A.V. Club Most Read

News Newswire Great Job, Internet!
TV Club All Reviews What's On Tonight
Video All Video A.V. Undercover A.V. Cocktail Club Film Club
Reviews All Reviews Film TV Music Books
Features All Features Newswire Movie Review
Sections Film Tv Music Food Comedy Books Games Aux
Our Company About Us Contact Advertise Privacy Policy Careers RSS
Onion Inc. Sites The Onion The A.V. Club ClickHole Onion Studios

Kid Cudi: Man On The Moon: The End Of Day

B

Kid Cudi

Album: Man On The Moon: The End Of Day
Label: Motown

Community Grade (19 Users)

  • A
  • A-
  • B+
  • B
  • B-
  • C+
  • C
  • C-
  • D+
  • D
  • D-
  • F

Your Grade

?

In its first week, Kid Cudi’s full-length debut sold more than a hundred thousand copies; in 2009, that’s enough to raise eyebrows. But Cudi’s ascent, as atypical as it’s been, says more about navigating the hip-hop of tomorrow than its impassability today. Cudi’s 2008 single “Day ’N’ Nite” placed the sing-speaking ringer/pop protégé/hipster-consultant-to-Kanye West on the same next-gen flight as Drake. But while Drake’s burps yield braggadocio and camera-angle charm, Cudi is most comfortable stoned and trapped inside his own head. Alone.

And that’s exactly where he spends most of Man On The Moon, a concept album where Cudi’s harmonized, emotionally raw LiveJournal-ing meets interstellar synth drifts. On “Soundtrack 2 My Life” he storms through his many issues early, while “Pursuit Of Happiness” (featuring both MGMT and Ratatat) finds him unpacking all the self-doubt and frigid ambition he often references in interviews. Elsewhere, executive-producer Kanye turns in an ironclad verse over a refashioned Lady Gaga sample in “Make Her Say,” a welcome respite from all the psychic bleeding.

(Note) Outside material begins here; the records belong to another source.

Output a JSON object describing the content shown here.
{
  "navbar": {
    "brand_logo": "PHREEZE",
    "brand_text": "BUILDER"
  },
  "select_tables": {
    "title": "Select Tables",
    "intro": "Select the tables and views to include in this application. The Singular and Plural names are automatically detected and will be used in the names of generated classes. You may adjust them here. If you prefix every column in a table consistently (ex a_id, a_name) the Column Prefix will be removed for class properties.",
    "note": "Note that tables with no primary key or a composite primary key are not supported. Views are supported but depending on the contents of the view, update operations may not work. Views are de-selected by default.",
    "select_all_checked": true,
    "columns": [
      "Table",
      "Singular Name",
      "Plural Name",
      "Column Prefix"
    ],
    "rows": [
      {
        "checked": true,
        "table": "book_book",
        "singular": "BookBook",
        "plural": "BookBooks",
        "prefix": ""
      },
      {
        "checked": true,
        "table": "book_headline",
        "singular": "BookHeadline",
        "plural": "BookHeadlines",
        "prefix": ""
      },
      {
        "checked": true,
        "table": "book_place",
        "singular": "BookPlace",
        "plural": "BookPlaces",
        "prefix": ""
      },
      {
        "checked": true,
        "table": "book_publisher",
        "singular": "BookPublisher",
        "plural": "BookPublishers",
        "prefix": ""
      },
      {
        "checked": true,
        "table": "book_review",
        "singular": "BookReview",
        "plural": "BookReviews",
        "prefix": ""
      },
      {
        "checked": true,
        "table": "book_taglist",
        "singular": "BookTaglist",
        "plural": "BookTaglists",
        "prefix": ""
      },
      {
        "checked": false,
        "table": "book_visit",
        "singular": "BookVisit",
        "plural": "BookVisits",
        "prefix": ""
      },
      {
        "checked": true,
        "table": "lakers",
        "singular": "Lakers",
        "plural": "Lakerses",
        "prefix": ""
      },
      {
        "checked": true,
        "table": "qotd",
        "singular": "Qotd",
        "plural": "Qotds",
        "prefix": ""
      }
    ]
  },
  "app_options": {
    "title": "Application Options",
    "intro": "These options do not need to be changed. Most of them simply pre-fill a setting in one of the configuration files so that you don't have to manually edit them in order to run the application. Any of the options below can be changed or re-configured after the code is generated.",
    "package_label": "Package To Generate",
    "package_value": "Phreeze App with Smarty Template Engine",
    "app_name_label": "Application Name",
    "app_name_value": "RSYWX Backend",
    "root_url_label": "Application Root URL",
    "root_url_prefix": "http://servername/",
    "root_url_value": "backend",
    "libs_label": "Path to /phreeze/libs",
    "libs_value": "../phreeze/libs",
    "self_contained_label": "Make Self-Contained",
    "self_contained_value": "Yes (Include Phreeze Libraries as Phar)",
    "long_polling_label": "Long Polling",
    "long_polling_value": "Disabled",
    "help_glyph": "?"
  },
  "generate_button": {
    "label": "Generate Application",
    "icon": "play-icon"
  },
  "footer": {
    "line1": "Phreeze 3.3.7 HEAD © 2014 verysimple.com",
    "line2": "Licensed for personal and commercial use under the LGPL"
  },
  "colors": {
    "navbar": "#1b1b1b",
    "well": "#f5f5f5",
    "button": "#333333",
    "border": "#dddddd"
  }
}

Despite the fat here, that thick layer of open, intense self-loathing is a clever way of unifying Man On The Moon as pure mood piece, a stream-of-consciousness pop voyage that’s more Phil Collins than rap.